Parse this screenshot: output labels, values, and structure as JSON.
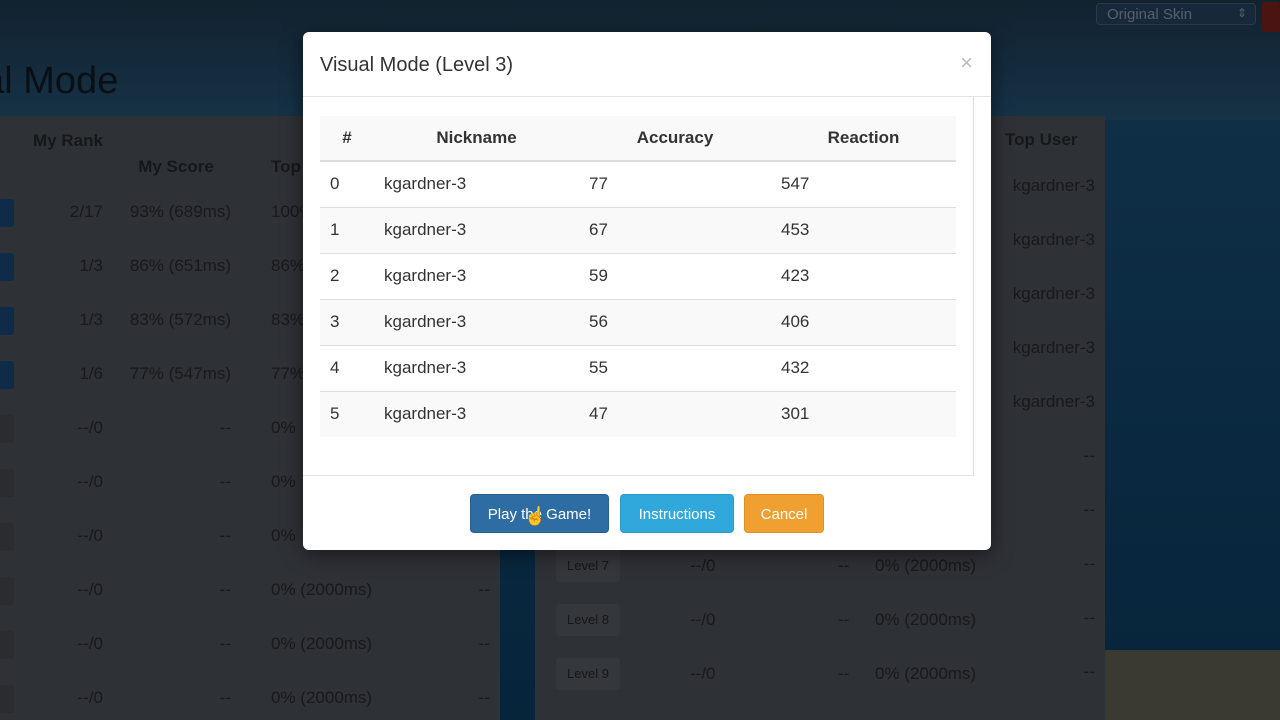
{
  "page": {
    "title": "ual Mode",
    "skin_select": "Original Skin"
  },
  "left_table": {
    "headers": {
      "rank": "My Rank",
      "score": "My Score",
      "top": "Top"
    },
    "rows": [
      {
        "rank": "2/17",
        "score": "93% (689ms)",
        "top": "100%",
        "user": ""
      },
      {
        "rank": "1/3",
        "score": "86% (651ms)",
        "top": "86%",
        "user": ""
      },
      {
        "rank": "1/3",
        "score": "83% (572ms)",
        "top": "83%",
        "user": ""
      },
      {
        "rank": "1/6",
        "score": "77% (547ms)",
        "top": "77%",
        "user": ""
      },
      {
        "rank": "--/0",
        "score": "--",
        "top": "0%",
        "user": ""
      },
      {
        "rank": "--/0",
        "score": "--",
        "top": "0%",
        "user": ""
      },
      {
        "rank": "--/0",
        "score": "--",
        "top": "0%",
        "user": ""
      },
      {
        "rank": "--/0",
        "score": "--",
        "top": "0% (2000ms)",
        "user": "--"
      },
      {
        "rank": "--/0",
        "score": "--",
        "top": "0% (2000ms)",
        "user": "--"
      },
      {
        "rank": "--/0",
        "score": "--",
        "top": "0% (2000ms)",
        "user": "--"
      }
    ]
  },
  "right_table": {
    "header_top_user": "Top User",
    "top_users": [
      "kgardner-3",
      "kgardner-3",
      "kgardner-3",
      "kgardner-3",
      "kgardner-3",
      "--",
      "--",
      "--",
      "--",
      "--"
    ],
    "levels": [
      {
        "label": "Level 7",
        "rank": "--/0",
        "score": "--",
        "top": "0% (2000ms)"
      },
      {
        "label": "Level 8",
        "rank": "--/0",
        "score": "--",
        "top": "0% (2000ms)"
      },
      {
        "label": "Level 9",
        "rank": "--/0",
        "score": "--",
        "top": "0% (2000ms)"
      }
    ]
  },
  "modal": {
    "title": "Visual Mode (Level 3)",
    "close": "×",
    "headers": [
      "#",
      "Nickname",
      "Accuracy",
      "Reaction"
    ],
    "rows": [
      [
        "0",
        "kgardner-3",
        "77",
        "547"
      ],
      [
        "1",
        "kgardner-3",
        "67",
        "453"
      ],
      [
        "2",
        "kgardner-3",
        "59",
        "423"
      ],
      [
        "3",
        "kgardner-3",
        "56",
        "406"
      ],
      [
        "4",
        "kgardner-3",
        "55",
        "432"
      ],
      [
        "5",
        "kgardner-3",
        "47",
        "301"
      ]
    ],
    "buttons": {
      "play": "Play the Game!",
      "instructions": "Instructions",
      "cancel": "Cancel"
    }
  }
}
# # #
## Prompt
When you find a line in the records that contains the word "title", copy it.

## Task response
    "title": "ual Mode",
    "title": "Visual Mode (Level 3)",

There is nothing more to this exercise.